**Directions**
Return each line below exactly as it reads, and omit any image in it.

Source information section start

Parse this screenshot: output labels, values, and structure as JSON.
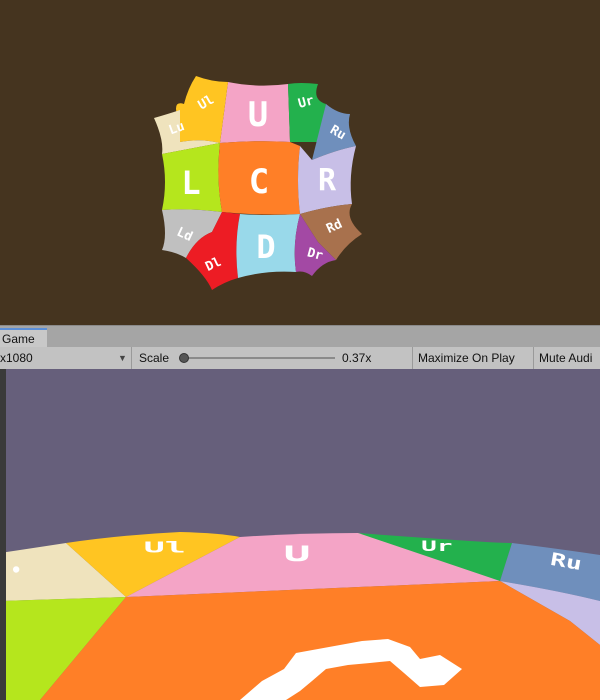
{
  "scene": {
    "tiles": [
      {
        "id": "U",
        "label": "U",
        "color": "#f4a4c6"
      },
      {
        "id": "Ul",
        "label": "Ul",
        "color": "#ffc522"
      },
      {
        "id": "Ur",
        "label": "Ur",
        "color": "#23b14d"
      },
      {
        "id": "Ru",
        "label": "Ru",
        "color": "#6f8fbc"
      },
      {
        "id": "Lu",
        "label": "Lu",
        "color": "#efe3bd"
      },
      {
        "id": "L",
        "label": "L",
        "color": "#b5e61d"
      },
      {
        "id": "C",
        "label": "C",
        "color": "#ff7f27"
      },
      {
        "id": "R",
        "label": "R",
        "color": "#c8bfe7"
      },
      {
        "id": "Ld",
        "label": "Ld",
        "color": "#c0c0c0"
      },
      {
        "id": "Rd",
        "label": "Rd",
        "color": "#a8714d"
      },
      {
        "id": "Dl",
        "label": "Dl",
        "color": "#ed1c24"
      },
      {
        "id": "D",
        "label": "D",
        "color": "#99d9ea"
      },
      {
        "id": "Dr",
        "label": "Dr",
        "color": "#a349a4"
      }
    ],
    "background_color": "#45341f"
  },
  "game_window": {
    "tab_label": "Game",
    "toolbar": {
      "resolution": "x1080",
      "scale_label": "Scale",
      "scale_value": "0.37x",
      "scale_fraction": 0.0,
      "maximize_label": "Maximize On Play",
      "mute_label": "Mute Audi"
    },
    "view": {
      "sky_color": "#665f7b",
      "floor_labels": {
        "Ul": "Ul",
        "U": "U",
        "Ur": "Ur",
        "Ru": "Ru"
      }
    }
  }
}
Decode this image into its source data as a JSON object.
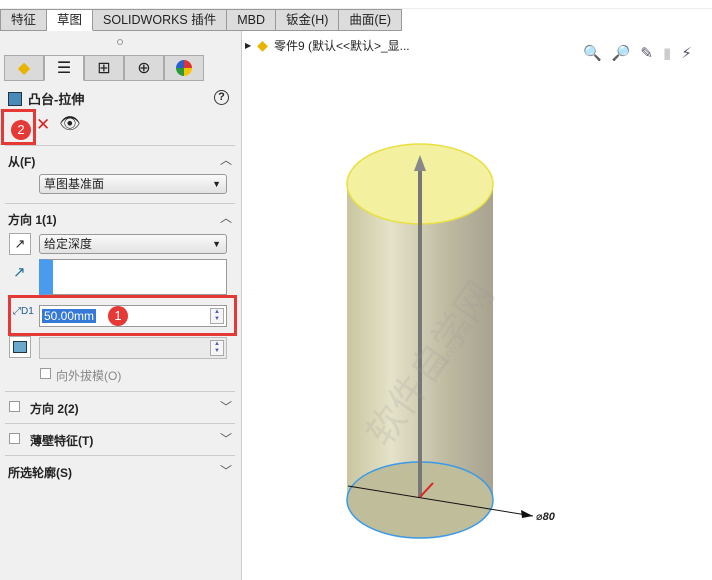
{
  "tabs": [
    "特征",
    "草图",
    "SOLIDWORKS 插件",
    "MBD",
    "钣金(H)",
    "曲面(E)"
  ],
  "tree": {
    "label": "零件9  (默认<<默认>_显..."
  },
  "panel": {
    "title": "凸台-拉伸",
    "help": "?",
    "from": {
      "label": "从(F)",
      "value": "草图基准面"
    },
    "dir1": {
      "label": "方向 1(1)",
      "type": "给定深度",
      "depth": "50.00mm",
      "draft_out": "向外拔模(O)"
    },
    "dir2": {
      "label": "方向 2(2)"
    },
    "thin": {
      "label": "薄壁特征(T)"
    },
    "contours": {
      "label": "所选轮廓(S)"
    }
  },
  "annotations": {
    "badge1": "1",
    "badge2": "2"
  },
  "view": {
    "dimension": "⌀80",
    "watermark": "软件自学网",
    "watermark_url": "RJZXW.COM"
  }
}
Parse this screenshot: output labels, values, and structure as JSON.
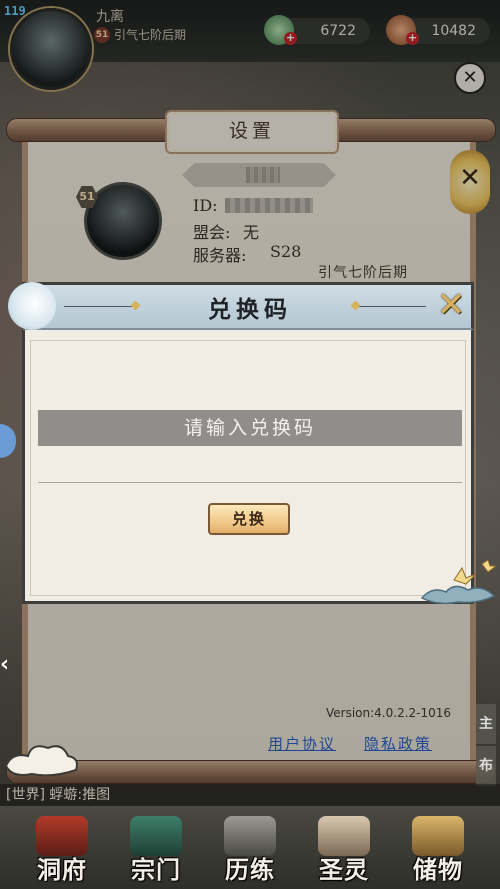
{
  "hud": {
    "fps": "119",
    "player_name": "九离",
    "level": "51",
    "rank": "引气七阶后期",
    "jade": "6722",
    "copper": "10482"
  },
  "settings": {
    "title": "设置",
    "level": "51",
    "id_label": "ID:",
    "guild_label": "盟会:",
    "guild_value": "无",
    "server_label": "服务器:",
    "server_value": "S28",
    "rank": "引气七阶后期",
    "version": "Version:4.0.2.2-1016",
    "user_agreement": "用户协议",
    "privacy_policy": "隐私政策"
  },
  "redeem": {
    "title": "兑换码",
    "placeholder": "请输入兑换码",
    "value": "",
    "button": "兑换"
  },
  "chat": {
    "tag": "[世界]",
    "text": "蜉蝣:推图"
  },
  "nav": [
    {
      "label": "洞府"
    },
    {
      "label": "宗门"
    },
    {
      "label": "历练"
    },
    {
      "label": "圣灵"
    },
    {
      "label": "储物"
    }
  ],
  "side": {
    "right_a": "主",
    "right_b": "布"
  },
  "colors": {
    "accent_gold": "#d7b15f",
    "link_blue": "#2a5fc8",
    "dialog_header": "#b4c7d2",
    "button": "#f1c98a"
  },
  "icons": {
    "close_top": "close-icon",
    "dialog_close": "cross-icon"
  }
}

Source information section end

**Task answer**
Parse this screenshot: output labels, values, and structure as JSON.
{
  "scene": {
    "tiles": [
      {
        "id": "U",
        "label": "U",
        "color": "#f4a4c6"
      },
      {
        "id": "Ul",
        "label": "Ul",
        "color": "#ffc522"
      },
      {
        "id": "Ur",
        "label": "Ur",
        "color": "#23b14d"
      },
      {
        "id": "Ru",
        "label": "Ru",
        "color": "#6f8fbc"
      },
      {
        "id": "Lu",
        "label": "Lu",
        "color": "#efe3bd"
      },
      {
        "id": "L",
        "label": "L",
        "color": "#b5e61d"
      },
      {
        "id": "C",
        "label": "C",
        "color": "#ff7f27"
      },
      {
        "id": "R",
        "label": "R",
        "color": "#c8bfe7"
      },
      {
        "id": "Ld",
        "label": "Ld",
        "color": "#c0c0c0"
      },
      {
        "id": "Rd",
        "label": "Rd",
        "color": "#a8714d"
      },
      {
        "id": "Dl",
        "label": "Dl",
        "color": "#ed1c24"
      },
      {
        "id": "D",
        "label": "D",
        "color": "#99d9ea"
      },
      {
        "id": "Dr",
        "label": "Dr",
        "color": "#a349a4"
      }
    ],
    "background_color": "#45341f"
  },
  "game_window": {
    "tab_label": "Game",
    "toolbar": {
      "resolution": "x1080",
      "scale_label": "Scale",
      "scale_value": "0.37x",
      "scale_fraction": 0.0,
      "maximize_label": "Maximize On Play",
      "mute_label": "Mute Audi"
    },
    "view": {
      "sky_color": "#665f7b",
      "floor_labels": {
        "Ul": "Ul",
        "U": "U",
        "Ur": "Ur",
        "Ru": "Ru"
      }
    }
  }
}
Decode this image into its source data as a JSON object.
{
  "tabs": [
    "特征",
    "草图",
    "SOLIDWORKS 插件",
    "MBD",
    "钣金(H)",
    "曲面(E)"
  ],
  "tree": {
    "label": "零件9  (默认<<默认>_显..."
  },
  "panel": {
    "title": "凸台-拉伸",
    "help": "?",
    "from": {
      "label": "从(F)",
      "value": "草图基准面"
    },
    "dir1": {
      "label": "方向 1(1)",
      "type": "给定深度",
      "depth": "50.00mm",
      "draft_out": "向外拔模(O)"
    },
    "dir2": {
      "label": "方向 2(2)"
    },
    "thin": {
      "label": "薄壁特征(T)"
    },
    "contours": {
      "label": "所选轮廓(S)"
    }
  },
  "annotations": {
    "badge1": "1",
    "badge2": "2"
  },
  "view": {
    "dimension": "⌀80",
    "watermark": "软件自学网",
    "watermark_url": "RJZXW.COM"
  }
}
Parse this screenshot: output labels, values, and structure as JSON.
{
  "hud": {
    "fps": "119",
    "player_name": "九离",
    "level": "51",
    "rank": "引气七阶后期",
    "jade": "6722",
    "copper": "10482"
  },
  "settings": {
    "title": "设置",
    "level": "51",
    "id_label": "ID:",
    "guild_label": "盟会:",
    "guild_value": "无",
    "server_label": "服务器:",
    "server_value": "S28",
    "rank": "引气七阶后期",
    "version": "Version:4.0.2.2-1016",
    "user_agreement": "用户协议",
    "privacy_policy": "隐私政策"
  },
  "redeem": {
    "title": "兑换码",
    "placeholder": "请输入兑换码",
    "value": "",
    "button": "兑换"
  },
  "chat": {
    "tag": "[世界]",
    "text": "蜉蝣:推图"
  },
  "nav": [
    {
      "label": "洞府"
    },
    {
      "label": "宗门"
    },
    {
      "label": "历练"
    },
    {
      "label": "圣灵"
    },
    {
      "label": "储物"
    }
  ],
  "side": {
    "right_a": "主",
    "right_b": "布"
  },
  "colors": {
    "accent_gold": "#d7b15f",
    "link_blue": "#2a5fc8",
    "dialog_header": "#b4c7d2",
    "button": "#f1c98a"
  },
  "icons": {
    "close_top": "close-icon",
    "dialog_close": "cross-icon"
  }
}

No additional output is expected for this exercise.